Three free photo-editing programs

Matthew LaPorte, Co-President

Photo editing can be time-consuming and there are only so many hours your students can dedicate to working after school. And while we all wish that our students could afford the best photo-editing software there is on the market, that is not always the case.

But if your student journalists are dedicated enough to continue working from home, here are a few alternatives that might be able to get the job done (or at least a good chunk of it).

Courtesy of

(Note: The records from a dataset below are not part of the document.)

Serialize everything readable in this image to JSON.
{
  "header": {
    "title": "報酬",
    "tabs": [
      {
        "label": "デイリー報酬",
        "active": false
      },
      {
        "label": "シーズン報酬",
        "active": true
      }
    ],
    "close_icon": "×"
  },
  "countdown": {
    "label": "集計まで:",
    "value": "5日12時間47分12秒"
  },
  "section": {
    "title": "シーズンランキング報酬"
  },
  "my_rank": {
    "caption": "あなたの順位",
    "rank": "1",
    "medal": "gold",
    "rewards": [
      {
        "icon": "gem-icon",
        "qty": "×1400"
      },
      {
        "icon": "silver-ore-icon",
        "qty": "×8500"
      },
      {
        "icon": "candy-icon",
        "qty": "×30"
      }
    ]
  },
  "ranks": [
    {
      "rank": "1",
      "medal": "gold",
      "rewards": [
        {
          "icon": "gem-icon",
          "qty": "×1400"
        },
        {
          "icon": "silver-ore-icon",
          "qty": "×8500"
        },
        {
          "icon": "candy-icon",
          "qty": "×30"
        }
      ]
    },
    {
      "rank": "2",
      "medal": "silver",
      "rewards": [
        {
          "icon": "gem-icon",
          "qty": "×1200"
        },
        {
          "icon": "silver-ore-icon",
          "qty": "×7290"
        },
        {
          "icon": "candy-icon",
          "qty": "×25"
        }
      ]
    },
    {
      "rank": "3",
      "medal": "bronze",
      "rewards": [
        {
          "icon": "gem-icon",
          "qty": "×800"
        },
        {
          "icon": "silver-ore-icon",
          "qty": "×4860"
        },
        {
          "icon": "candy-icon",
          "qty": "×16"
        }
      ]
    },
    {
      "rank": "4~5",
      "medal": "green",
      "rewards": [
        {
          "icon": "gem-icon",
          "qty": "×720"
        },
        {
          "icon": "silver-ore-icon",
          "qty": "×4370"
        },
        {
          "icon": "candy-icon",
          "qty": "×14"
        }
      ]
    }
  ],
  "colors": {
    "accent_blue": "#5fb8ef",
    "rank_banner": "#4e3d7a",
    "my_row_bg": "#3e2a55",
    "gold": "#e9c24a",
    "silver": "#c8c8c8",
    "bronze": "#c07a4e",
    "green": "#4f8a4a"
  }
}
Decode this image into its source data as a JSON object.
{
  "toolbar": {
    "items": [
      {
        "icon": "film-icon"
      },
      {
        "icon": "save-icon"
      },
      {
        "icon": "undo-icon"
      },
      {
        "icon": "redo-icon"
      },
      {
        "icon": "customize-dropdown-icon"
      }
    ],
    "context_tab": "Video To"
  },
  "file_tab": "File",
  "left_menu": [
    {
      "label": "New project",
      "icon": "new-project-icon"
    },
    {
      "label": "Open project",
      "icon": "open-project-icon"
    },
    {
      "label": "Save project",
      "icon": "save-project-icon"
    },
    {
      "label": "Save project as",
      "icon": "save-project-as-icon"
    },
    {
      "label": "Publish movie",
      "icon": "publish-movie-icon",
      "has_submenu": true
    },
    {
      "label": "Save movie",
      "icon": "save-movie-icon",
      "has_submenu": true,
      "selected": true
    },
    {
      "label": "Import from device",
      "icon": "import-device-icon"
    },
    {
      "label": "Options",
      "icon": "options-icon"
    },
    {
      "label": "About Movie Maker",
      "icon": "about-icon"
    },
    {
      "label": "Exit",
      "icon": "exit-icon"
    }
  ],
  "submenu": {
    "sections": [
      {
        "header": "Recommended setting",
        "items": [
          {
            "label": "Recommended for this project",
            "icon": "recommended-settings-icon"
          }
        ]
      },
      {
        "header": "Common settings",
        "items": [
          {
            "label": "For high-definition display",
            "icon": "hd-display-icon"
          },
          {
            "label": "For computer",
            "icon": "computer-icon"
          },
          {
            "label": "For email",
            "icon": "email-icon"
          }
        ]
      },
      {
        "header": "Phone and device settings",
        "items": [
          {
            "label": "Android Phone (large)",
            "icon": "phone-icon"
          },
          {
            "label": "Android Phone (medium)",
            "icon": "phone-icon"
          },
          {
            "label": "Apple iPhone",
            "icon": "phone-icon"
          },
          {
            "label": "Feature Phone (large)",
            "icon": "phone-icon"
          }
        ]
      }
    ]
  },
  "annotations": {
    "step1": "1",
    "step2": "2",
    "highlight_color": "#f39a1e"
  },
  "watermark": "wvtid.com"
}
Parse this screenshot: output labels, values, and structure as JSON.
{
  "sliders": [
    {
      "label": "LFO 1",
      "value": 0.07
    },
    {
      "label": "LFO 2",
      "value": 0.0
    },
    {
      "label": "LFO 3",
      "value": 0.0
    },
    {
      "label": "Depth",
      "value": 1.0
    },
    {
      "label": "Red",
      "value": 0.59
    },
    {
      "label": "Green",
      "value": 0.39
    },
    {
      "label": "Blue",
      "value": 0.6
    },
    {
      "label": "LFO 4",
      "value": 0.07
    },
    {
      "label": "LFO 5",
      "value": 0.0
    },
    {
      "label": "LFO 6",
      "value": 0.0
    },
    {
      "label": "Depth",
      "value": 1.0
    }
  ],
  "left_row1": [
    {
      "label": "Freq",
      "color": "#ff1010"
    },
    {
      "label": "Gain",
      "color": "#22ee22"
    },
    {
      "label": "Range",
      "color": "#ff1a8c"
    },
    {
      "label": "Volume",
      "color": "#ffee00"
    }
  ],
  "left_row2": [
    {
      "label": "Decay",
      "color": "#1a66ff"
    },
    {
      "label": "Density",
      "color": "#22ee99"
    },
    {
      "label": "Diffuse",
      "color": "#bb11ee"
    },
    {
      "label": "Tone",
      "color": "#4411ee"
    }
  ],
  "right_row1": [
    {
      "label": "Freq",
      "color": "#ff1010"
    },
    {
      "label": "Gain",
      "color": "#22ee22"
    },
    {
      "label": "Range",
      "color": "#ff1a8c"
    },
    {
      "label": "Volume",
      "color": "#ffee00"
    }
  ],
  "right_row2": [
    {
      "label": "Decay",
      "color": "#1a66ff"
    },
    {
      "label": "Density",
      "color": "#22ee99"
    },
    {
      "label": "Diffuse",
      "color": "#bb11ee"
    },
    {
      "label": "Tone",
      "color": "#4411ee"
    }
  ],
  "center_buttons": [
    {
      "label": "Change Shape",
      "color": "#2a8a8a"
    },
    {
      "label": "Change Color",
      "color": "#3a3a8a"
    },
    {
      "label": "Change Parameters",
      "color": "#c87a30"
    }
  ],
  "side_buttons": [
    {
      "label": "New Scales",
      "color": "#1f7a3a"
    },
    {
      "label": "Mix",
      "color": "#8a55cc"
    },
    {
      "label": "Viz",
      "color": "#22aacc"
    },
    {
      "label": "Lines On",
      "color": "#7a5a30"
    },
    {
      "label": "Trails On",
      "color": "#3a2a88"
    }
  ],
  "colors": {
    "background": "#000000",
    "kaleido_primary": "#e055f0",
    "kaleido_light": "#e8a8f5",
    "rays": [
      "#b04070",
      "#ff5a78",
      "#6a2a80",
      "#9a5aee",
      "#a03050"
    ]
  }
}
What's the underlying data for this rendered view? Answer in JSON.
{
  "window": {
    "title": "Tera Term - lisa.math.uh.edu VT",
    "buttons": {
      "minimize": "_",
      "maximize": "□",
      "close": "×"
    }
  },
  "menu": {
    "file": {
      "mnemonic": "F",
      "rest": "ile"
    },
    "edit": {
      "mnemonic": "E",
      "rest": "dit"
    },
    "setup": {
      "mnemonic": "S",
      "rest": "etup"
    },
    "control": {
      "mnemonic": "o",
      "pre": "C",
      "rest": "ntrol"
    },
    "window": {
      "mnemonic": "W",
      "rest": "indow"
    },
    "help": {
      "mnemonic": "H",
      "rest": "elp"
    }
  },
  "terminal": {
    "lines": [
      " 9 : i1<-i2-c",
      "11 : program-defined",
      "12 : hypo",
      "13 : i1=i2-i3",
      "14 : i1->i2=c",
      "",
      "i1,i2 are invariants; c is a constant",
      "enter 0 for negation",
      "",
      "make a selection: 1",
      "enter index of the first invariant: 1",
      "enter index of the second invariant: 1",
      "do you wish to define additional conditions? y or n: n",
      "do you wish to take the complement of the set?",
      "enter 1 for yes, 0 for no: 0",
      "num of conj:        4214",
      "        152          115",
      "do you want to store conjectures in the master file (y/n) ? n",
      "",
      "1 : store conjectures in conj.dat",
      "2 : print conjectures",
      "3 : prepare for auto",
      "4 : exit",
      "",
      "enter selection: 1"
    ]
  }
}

With the look and feel of Adobe Photoshop, Pixlr has many of the features that a publications student is looking for, including the “Wand Tool” to cobb out photos. While the functionality may not be as perfect as Adobe Photoshop, it is one of the best free services for photo-editing currently. And, for any schools that do not have access to the Adobe suite, this will open up new opportunities for their program.


Courtesy of
Courtesy of

Similar to Pixlr, FotoFlexer offers many of the same design tools, but with a simpler interface. Users can complete many of the more complex editing processes, such as “curves” by just adjusting a simple diagonal curve to reach the desired tone/contrast.



Courtesy of Adobe

If your students are taking photographs using their iPhone or Samsung Galaxy, then suggest they also download the Adobe Photoshop Express app (available for Android and iOS). Completely free and easy to use, this may eliminate waiting to see if the student can “edit” a mediocre photo to repair it. Instead, see if you can fix it right away and if not, take another shot!


About Matthew LaPorte

Matthew LaPorte is the current adviser of the Southwest Shadow online news site and The Howl yearbook at Southwest Career and Technical Academy. He is also the co-President of SNSJ. One of his goals as a founding member of SNSJ is to help create a network of students and advisers who can share their expertise and share the benefits of participating in scholastic journalism in Southern Nevada. When he is not working, Matt enjoys heading off to The Pearl or to The Joint to relive his teenage years rocking out.